**Element data from apps and pages:**
>>>

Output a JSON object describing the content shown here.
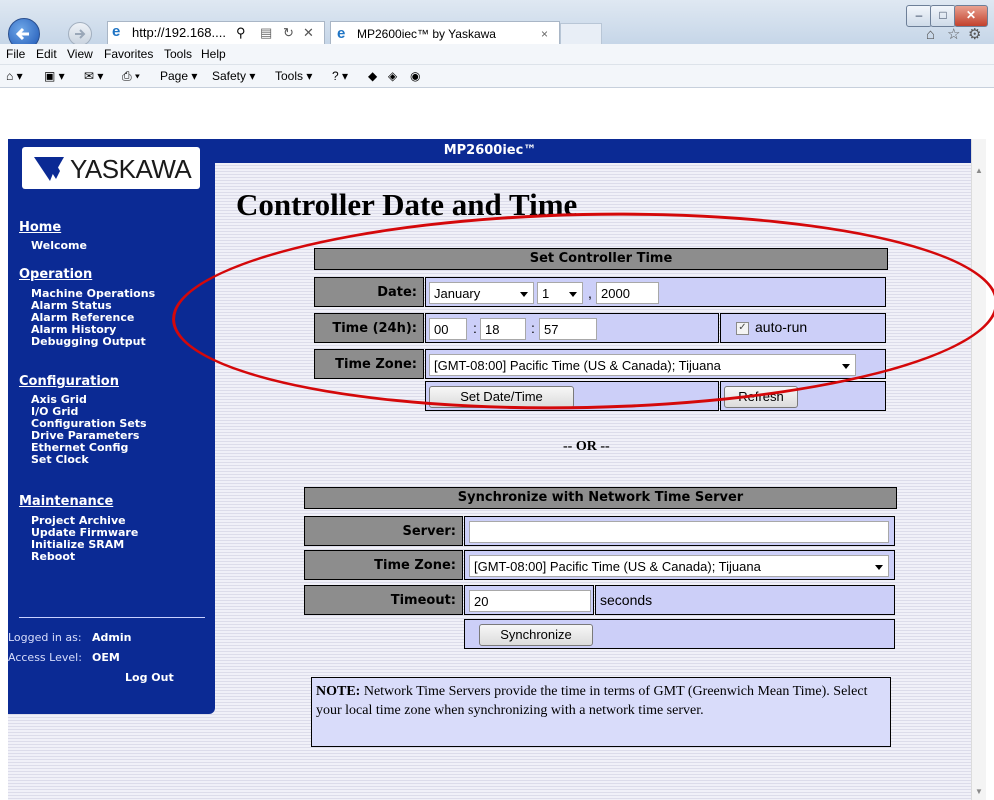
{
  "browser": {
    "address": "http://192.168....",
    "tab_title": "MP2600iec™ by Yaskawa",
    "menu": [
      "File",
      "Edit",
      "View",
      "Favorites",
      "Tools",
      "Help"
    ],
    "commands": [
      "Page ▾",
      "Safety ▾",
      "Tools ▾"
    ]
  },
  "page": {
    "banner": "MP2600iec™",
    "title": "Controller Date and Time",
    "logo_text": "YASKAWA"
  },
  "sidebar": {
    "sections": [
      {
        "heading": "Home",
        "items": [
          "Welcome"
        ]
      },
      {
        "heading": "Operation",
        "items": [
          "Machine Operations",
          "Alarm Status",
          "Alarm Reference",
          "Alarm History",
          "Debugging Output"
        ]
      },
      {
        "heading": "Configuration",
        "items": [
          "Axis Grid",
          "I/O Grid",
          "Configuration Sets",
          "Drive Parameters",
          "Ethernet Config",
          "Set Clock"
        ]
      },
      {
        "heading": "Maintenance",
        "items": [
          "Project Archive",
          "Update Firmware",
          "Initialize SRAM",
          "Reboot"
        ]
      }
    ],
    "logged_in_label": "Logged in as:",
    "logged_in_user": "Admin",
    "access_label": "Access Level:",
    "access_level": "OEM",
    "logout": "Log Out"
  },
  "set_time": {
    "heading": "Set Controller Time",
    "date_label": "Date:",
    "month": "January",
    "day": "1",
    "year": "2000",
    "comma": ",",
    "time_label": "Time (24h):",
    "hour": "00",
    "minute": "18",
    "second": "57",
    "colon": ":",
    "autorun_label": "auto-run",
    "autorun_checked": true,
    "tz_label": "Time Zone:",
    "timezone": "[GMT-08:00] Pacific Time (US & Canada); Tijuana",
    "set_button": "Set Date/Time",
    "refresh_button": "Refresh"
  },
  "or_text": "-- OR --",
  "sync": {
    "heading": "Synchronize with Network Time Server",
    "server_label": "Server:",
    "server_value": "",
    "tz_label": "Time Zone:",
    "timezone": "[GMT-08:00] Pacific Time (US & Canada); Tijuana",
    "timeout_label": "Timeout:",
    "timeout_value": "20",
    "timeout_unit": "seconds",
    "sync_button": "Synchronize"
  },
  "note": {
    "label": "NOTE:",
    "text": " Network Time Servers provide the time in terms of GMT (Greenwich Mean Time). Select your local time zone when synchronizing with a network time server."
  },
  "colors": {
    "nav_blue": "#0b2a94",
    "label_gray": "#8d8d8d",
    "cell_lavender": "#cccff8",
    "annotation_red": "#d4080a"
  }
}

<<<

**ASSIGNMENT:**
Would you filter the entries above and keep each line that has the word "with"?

**TASK OUTPUT:**
    "heading": "Synchronize with Network Time Server",
    "text": " Network Time Servers provide the time in terms of GMT (Greenwich Mean Time). Select your local time zone when synchronizing with a network time server."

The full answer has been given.